It's Tuesday and you're thinking about where you're going at the weekend. You're spouse says they would like to speak to you about something. 'Sure, What's up?'

And the words come back to you as though they've been delivered from a dream. 'I've been having an affair for the past year.'

Think for at least a few minutes about the impact that would have upon you. Imagine that everything has been ticking along in the usual way. You have suspected nothing.

Sometimes, that's how it happens.

Whichever way it happens, there is often very severe shock. Of course, the shock is there to protect you from the pain. The delay in believing the reality is all part of the healing process, which is usually quite long. Common figures are usually set at two years minumum.

For some, they will go through that healing process on their own as the mere mention of infidelity is enough to pack one's bags. Others choose to tough it out and try to figure out what the hell happened.

Either way, the road to recovery is complex and painful. Some, almost unbelievably, get through to find their relationship has improved as a consequence of the affair. However, it is usually achieved by seeking the advice of a professional. That may be a councellor, a book, or more recently hypnotherapy. To try to solve the issue single-handedly would need skills beyond the vast majority. For, the emotional intensity is so great, that objectivity is almost non-existant.

The betrayed will likely experience, anger, sadness, depression, hyper anxiety, weight loss or gain, lack of sleep, and often feeling of worthlessness. Also, there will be agonizing thoughts about the covert activities of the cheating couple, and alongside that will be a desire to know everything that happened: when, where, how, who.

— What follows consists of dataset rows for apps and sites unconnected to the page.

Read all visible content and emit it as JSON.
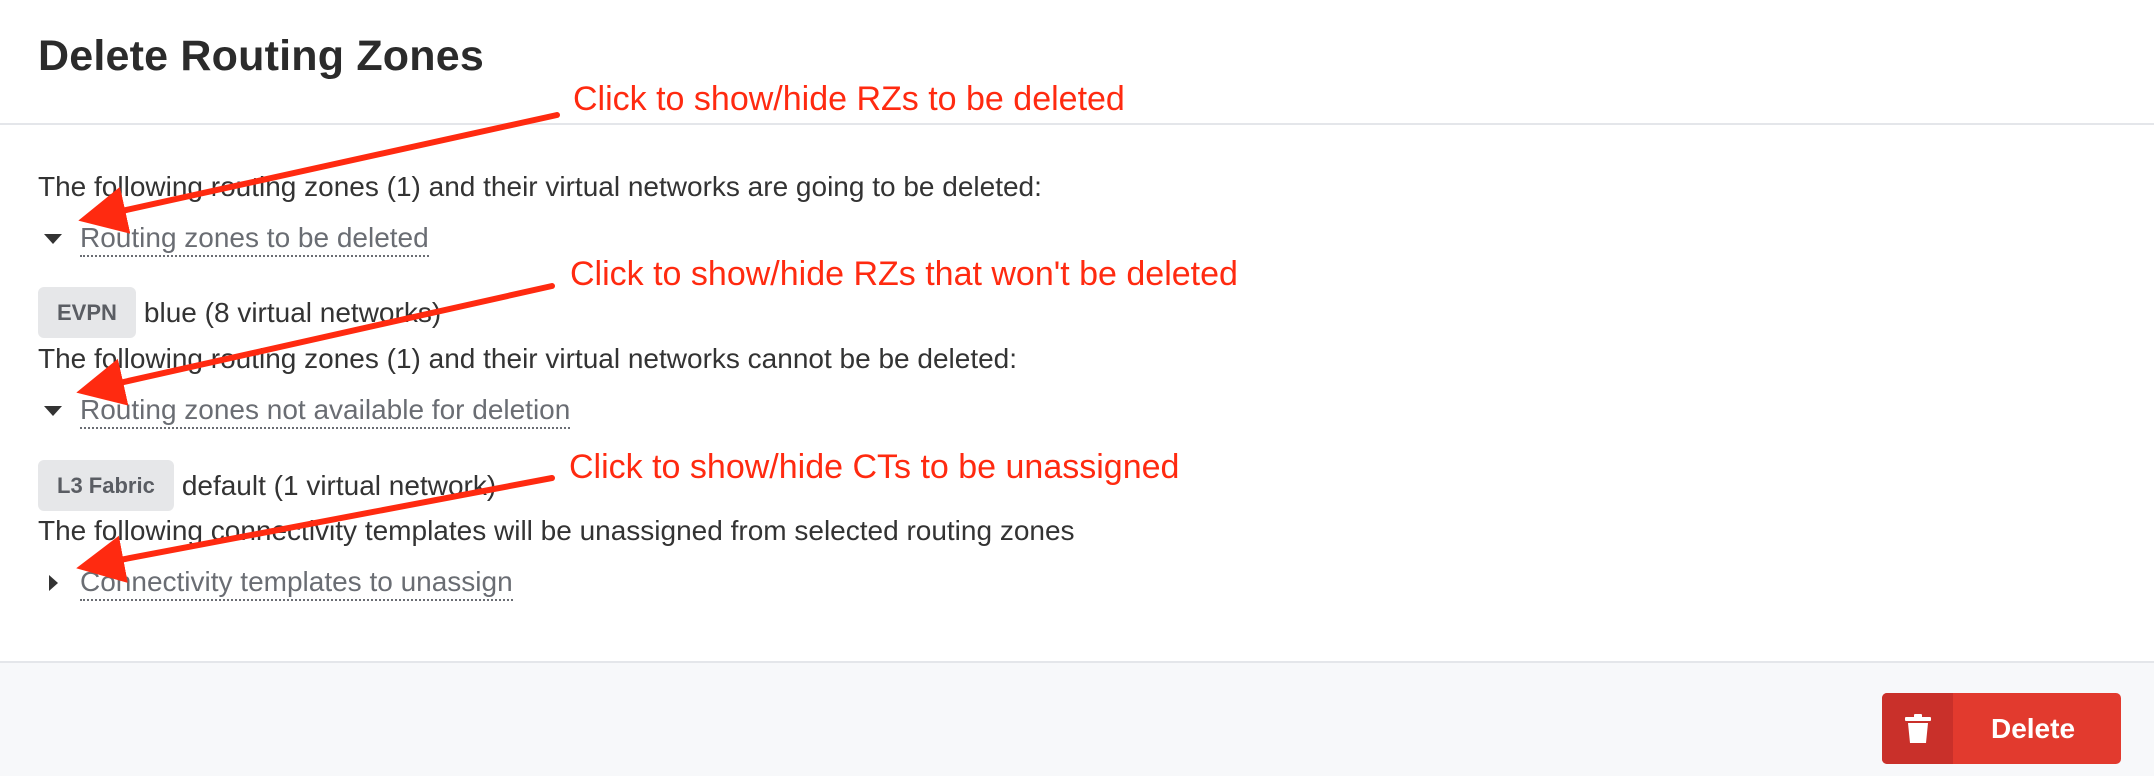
{
  "modal": {
    "title": "Delete Routing Zones"
  },
  "sections": {
    "to_delete": {
      "description": "The following routing zones (1) and their virtual networks are going to be deleted:",
      "toggle_label": "Routing zones to be deleted",
      "expanded": true,
      "zones": [
        {
          "badge": "EVPN",
          "text": "blue (8 virtual networks)"
        }
      ]
    },
    "not_deletable": {
      "description": "The following routing zones (1) and their virtual networks cannot be be deleted:",
      "toggle_label": "Routing zones not available for deletion",
      "expanded": true,
      "zones": [
        {
          "badge": "L3 Fabric",
          "text": "default (1 virtual network)"
        }
      ]
    },
    "unassign": {
      "description": "The following connectivity templates will be unassigned from selected routing zones",
      "toggle_label": "Connectivity templates to unassign",
      "expanded": false
    }
  },
  "footer": {
    "delete_label": "Delete",
    "delete_icon": "trash-icon"
  },
  "annotations": {
    "items": [
      "Click to show/hide RZs to be deleted",
      "Click to show/hide RZs that won't be deleted",
      "Click to show/hide CTs to be unassigned"
    ],
    "color": "#ff2a10"
  },
  "colors": {
    "danger": "#e23a2e",
    "danger_dark": "#c9302a",
    "badge_bg": "#e6e7e9",
    "footer_bg": "#f7f8fa"
  }
}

It is perhaps indicitve of the morals of a country that allows these actions to go unpunished, and it's hard to imagine that such psychological torture is deemed acceptable. Still, that is how things are, and the betrayed must deal with their injustice in any way that helps them.

Usually, the support of friends and family will go a long way, as this often provides the opportunity to vent, vent, vent. I've come across once piece of advice online that suggested driving one's car to a quiet destination and screaming full-tilt.

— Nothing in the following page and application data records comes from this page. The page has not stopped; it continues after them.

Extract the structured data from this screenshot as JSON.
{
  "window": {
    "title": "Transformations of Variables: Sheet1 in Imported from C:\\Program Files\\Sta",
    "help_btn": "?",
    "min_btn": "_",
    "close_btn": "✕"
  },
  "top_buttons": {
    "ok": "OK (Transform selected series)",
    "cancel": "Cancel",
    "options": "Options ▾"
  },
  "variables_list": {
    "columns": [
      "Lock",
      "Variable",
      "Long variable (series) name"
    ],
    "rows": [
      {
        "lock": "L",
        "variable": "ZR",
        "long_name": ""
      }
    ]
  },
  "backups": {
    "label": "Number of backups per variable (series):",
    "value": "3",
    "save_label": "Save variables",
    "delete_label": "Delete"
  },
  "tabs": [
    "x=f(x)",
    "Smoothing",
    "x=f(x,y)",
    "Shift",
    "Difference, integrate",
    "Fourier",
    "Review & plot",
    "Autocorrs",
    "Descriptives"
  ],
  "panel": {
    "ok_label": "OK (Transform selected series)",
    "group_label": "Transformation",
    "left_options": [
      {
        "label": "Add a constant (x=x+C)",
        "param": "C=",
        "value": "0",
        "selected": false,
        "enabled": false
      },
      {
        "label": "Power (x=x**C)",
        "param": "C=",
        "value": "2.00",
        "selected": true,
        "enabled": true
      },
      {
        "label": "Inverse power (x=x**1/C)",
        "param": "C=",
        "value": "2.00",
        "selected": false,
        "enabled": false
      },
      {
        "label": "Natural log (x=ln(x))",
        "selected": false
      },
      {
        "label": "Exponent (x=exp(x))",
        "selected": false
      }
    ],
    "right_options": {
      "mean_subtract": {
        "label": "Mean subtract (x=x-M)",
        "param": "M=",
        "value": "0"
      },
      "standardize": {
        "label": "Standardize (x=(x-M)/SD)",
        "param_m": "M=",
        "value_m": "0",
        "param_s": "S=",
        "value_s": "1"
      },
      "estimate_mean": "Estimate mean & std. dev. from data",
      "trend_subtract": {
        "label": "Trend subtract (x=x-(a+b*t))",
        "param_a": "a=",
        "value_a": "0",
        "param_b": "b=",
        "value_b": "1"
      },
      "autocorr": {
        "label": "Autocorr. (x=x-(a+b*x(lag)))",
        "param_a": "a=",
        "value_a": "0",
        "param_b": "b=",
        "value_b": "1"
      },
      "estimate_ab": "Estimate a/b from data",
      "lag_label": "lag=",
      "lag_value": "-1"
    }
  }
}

In this process, the process of healing an affair, both parties will often have much soul searching to do. What went wrong? What was so catastrophically wrong that would lead one partner to lie and cheat in such callous fashion?

It takes time, a slow-heal, with answers often being dredged from the depths of one's being. But, for those who attempt the arduous task of healing an affair, finding those answers is often the key to it never happening again.

Author's Bio: 

Janice Townsend is a contributor for Getting Over An Affair
Both sites offer valuable resources for those overcoming the trauma of infidelity.